Today was Day 3 of our PRIDE classes. I was feeling super emotional at the beginning for some reason, well actually through out the whole session I guess. They say that this whole process is an emotional roller coaster. If ever I needed an example of that, today was the day.
The session today was filled with role playing. I HATE role playing. I am not a good actress. I certainly am no good at ad-libbing. Give me a script to read and I can get the job done. Have me try to come up with scripting?? and it's gonna be a super short interaction. Then you add in rules such as you cannot ask the "child" any questions. O_o Whaaaaat??? Grrrrrr...ugh I hate role playing. You cannot possibly prepare for every way that the child in your care may react. And no matter how you role play, you really don't know what you will say in a situation until you are IN the situation. I guess some people find role plays valuable and see them as excellent practice or learning experiences. I do not. Have I mentioned that I hate role playing?
One time that was a little difficult for me was when we had to pretend that we were about 7 years old. We had to list the things we would want to take with us if we had to suddenly leave our home. Then we had to write a journal entry that looked back on that time as if we could not bring those things with us. How would we feel? Well this was relatively easy for me because I knew what I'd want to bring for the most part. Topping the list were my cabbage patch doll Melisa, my Care Bear and my Strawberry Shortcake watch. I DID have to all of a sudden (for me) leave my home when I was about 6 and my parents separated for a period of time. Fortunately I didn't have to leave much, if anything behind. I did suddenly have to sleep by myself, in a strange room, that echoed because there wasn't much in it. It was strange. It smelled different than my other home. I couldn't just ride my bike or walk to Grandma's any more. I guess I had never realized how difficult that time in my life was until today, how scared and sad I was. I also felt confused and guilty. I thought it was my fault, something I'd done. I remember telling one of my classmates at school that we couldn't live all together anymore because I squeezed the toothpaste from the middle of the tube instead of the end. At the time that seemed like the most logical reason to me. I had no idea what else came in to play in the situation. This is how my little 6 year old mind interpreted the situation. It breaks my heart to think about the children who are feeling that loneliness and sadness and maybe even guilt.
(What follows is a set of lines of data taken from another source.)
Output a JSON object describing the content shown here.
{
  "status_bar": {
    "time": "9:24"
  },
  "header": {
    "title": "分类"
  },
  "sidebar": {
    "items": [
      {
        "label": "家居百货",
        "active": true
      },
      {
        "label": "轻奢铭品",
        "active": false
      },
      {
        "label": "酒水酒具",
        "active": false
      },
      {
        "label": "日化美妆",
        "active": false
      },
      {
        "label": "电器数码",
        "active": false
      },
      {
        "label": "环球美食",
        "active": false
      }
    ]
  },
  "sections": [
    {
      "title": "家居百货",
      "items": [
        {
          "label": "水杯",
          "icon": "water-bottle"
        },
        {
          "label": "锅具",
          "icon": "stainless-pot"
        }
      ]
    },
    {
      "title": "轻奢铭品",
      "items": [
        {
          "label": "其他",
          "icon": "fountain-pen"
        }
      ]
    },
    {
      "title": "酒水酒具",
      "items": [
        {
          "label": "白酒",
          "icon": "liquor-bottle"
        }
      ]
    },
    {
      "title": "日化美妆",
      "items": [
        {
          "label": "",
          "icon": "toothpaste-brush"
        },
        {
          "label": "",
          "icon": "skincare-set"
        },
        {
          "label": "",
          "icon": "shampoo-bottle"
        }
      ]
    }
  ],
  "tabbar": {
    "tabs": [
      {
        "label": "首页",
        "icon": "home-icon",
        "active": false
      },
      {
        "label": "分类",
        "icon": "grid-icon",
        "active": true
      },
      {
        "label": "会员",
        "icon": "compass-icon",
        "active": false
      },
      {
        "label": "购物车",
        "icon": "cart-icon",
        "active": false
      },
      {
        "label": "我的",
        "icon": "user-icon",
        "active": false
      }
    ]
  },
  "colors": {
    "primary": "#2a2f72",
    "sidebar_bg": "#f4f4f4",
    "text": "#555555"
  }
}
I can't imagine how I would've felt as a foster child who wasn't able to bring my doll or care bear, or my mom with me...to suddenly have NONE of my things or comfort items around me. Anyhow that particular exercise brought up emotions I wasn't expecting to have to deal with today...emotions I wasn't even aware still existed but evidently they do.
To close on a high note, we'll back up to the beginning of the class... the pastor started off our session with prayer. As he prayed "Father God, please be with these moms and dads..." *Tamra starts crying* He just called me MOM. I was totally not expecting that kind of reaction. He wasn't a friend or family member trying to give me a pep talk or sooth my broken heart. I've waited for so long to be recognized as a mom. I just don't even have the words for the sheer joy that just hearing the word "mom" brought to me. I am a mom...I am a mom...I am a mom! You may think "No you aren't...you don't have a kid yet" I am just as much a mom as a woman who is pregnant. Somewhere in the world tonight is a baby out there, who may just be conceived or maybe just born, who will come in to my home needing all the love, safety, and comfort I have to give. I am a mom, just waiting for my child.
I am a mom :)